How do you break the ice?
Is it just me or does ‘We need to talk‘ have the tendency to send shivers down your spine.
Yesterday was Mother’s day and I spent part of my day at Mum’s. It was nice to have some mum cooked meal, relax and go through my old stuff.
I took a nap and some minutes after I woke up, my mum said ‘Mum, we need to talk’. (fun fact: my mummy calls me mummy).
I sat up immediately with a million and one thoughts going through my mind.
Did something happen?
Did someone kick the bucket?
Not for once did I think it had to do with something positive. We ended up talking about future plans, my drivers licence…basically things that required planning but no bad news at all.
At the end of the conversation, I mentioned she had gotten me worried when she said ‘We need to talk’.
The ‘debater’ in me proceeded to explain that it would have been less worrisome if she had said ‘Can we talk’ or something less formal instead of ‘We need to talk’.
This encounter with my mum got me thinking further and my thoughts form the essence of this post.
5 THINGS TO LOOK OUT FOR WHEN STARTING A CONVERSATION.
Now, I am revisiting mum’s statement and wondering if I was wrong for assuming the worst initially.
The beginning of a conversation prepares your mind for the kind of news you are about to hear.
Conversation starters determine if an encounter will be pleasant or otherwise. It is supposed to set off the right mood for a proper conversation and if it is done wrongly, you could get a negative response.
Here are 5 things we should look out for:
- Conversation starters should be as clear as possible.
Top on my list to avoid would be ‘we need to talk’.
It is important to watch out for conversation starters that can be misunderstood.
I have heard people say ‘I am responsible for my statement and you are responsible for what you make off it’.
In a relationship, it is typical that when your partner says ‘we need to talk’ you do a mental calculation of unfinished conversations or responsibilities. Some couples even get defensive immediately.
You probably know ‘We need to talk’ is clearly different from ‘Honey, we need to talk’.
It is only natural to get a certain reaction when you ask a question or make a statement that leaves people guessing or wondering.
- Conversation starters should not be demanding.
Talking to people that are not friends or family takes a bit more effort.
I will feel more relaxed to have a conversation if you call my attention by saying:
- Can we talk?
- Do you have a few minutes to spare?
- I’ll like to speak with you.
- Can we talk about ‘how much you love icecream‘
we need to talk or I want to talk to you.
In my opinion, statements like that can easily put anyone off. Ask questions nicely, do not sound demanding.
- Conversation starters should not seem like you are prying.
Small talks are usually recommended but are the absolute worse if not handled properly.
It is probably just me but i cringe at questions like:
- What do you do? (When, during the day, noon, for leisure, at night?).
- Tell me about yourself? (which part do you want to listen to)
I’m sorry but sarcasm won’t let me see those questions as normal for conversation starters.

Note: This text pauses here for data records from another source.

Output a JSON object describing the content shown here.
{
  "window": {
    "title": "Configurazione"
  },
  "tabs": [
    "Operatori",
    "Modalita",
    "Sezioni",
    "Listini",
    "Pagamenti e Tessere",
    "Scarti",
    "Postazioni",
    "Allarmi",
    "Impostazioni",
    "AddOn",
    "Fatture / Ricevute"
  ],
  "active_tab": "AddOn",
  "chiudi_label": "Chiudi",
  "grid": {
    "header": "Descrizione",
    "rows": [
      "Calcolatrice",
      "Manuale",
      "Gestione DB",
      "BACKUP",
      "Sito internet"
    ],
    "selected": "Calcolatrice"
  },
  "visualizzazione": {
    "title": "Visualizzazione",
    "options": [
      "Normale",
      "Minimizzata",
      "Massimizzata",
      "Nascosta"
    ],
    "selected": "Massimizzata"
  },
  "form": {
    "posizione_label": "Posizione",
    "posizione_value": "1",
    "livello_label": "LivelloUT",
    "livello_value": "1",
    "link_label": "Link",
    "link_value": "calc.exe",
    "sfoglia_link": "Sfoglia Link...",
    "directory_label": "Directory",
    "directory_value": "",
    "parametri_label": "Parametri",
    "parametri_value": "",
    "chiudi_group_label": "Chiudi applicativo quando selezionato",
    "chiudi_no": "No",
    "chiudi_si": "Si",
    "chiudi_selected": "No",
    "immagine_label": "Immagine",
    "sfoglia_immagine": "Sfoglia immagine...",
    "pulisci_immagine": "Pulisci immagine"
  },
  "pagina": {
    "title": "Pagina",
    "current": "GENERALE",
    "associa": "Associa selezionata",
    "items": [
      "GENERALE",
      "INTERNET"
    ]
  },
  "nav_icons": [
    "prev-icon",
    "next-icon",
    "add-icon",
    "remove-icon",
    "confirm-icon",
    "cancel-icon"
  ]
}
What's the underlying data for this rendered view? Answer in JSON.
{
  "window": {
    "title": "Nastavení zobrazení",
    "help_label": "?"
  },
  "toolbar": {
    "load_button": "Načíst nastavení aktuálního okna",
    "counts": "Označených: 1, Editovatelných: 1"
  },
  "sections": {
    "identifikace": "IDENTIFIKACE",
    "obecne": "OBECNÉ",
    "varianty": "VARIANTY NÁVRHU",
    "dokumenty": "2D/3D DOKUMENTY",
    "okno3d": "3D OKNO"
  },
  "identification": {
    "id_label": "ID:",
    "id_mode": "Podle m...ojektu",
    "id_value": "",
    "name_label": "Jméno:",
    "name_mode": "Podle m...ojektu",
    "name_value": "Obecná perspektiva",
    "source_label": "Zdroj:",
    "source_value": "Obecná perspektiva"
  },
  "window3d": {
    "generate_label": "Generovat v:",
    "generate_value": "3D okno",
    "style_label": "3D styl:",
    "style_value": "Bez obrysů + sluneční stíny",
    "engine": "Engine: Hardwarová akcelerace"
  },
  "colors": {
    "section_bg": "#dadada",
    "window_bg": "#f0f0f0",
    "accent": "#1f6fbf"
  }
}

- Conversation starters should never feel like a Q & A session.
The best way to avoid awkward conversations would be asking specific questions that does not give room for bland or one word answers.
- Be interesting.
- Do not sound like you a detective. (No one likes to divulge lots of information when you’ve just met).
- Have your own answers to the questions you are asking.
- Be polite.
Where do you work and what words best describes you sound more appealing if you ask me. It narrows down the question to a specific area.
This should have come first but i saved it for last.
- Conversation starters should be well thought out.
You honestly cannot meet someone at a party and start a conversation by asking ‘what are you doing here’?
If you meet someone in a book store, it is smarter to ask ‘what book do you intend to buy’ not ‘do you like to read books’.
Once you have successfully crossed the introduction stage, your conversations should be relevant and centred around the event, restaurant, cinema, church, wedding, birthday, conference where you meet.
With the amout of questions at our disposal, one would wonder how we still run out of things to say.
To have an interesting conversation, ensure you are not sending the listener into semi-anxiety or panic mode from the first sentence.
Share your experiences.
What’s usually your first impression when you are told ‘we need to talk’?
What’s the worse conversation starter you’ve been told?
I’ll love to read from you.
Love, Peace and Cupcakes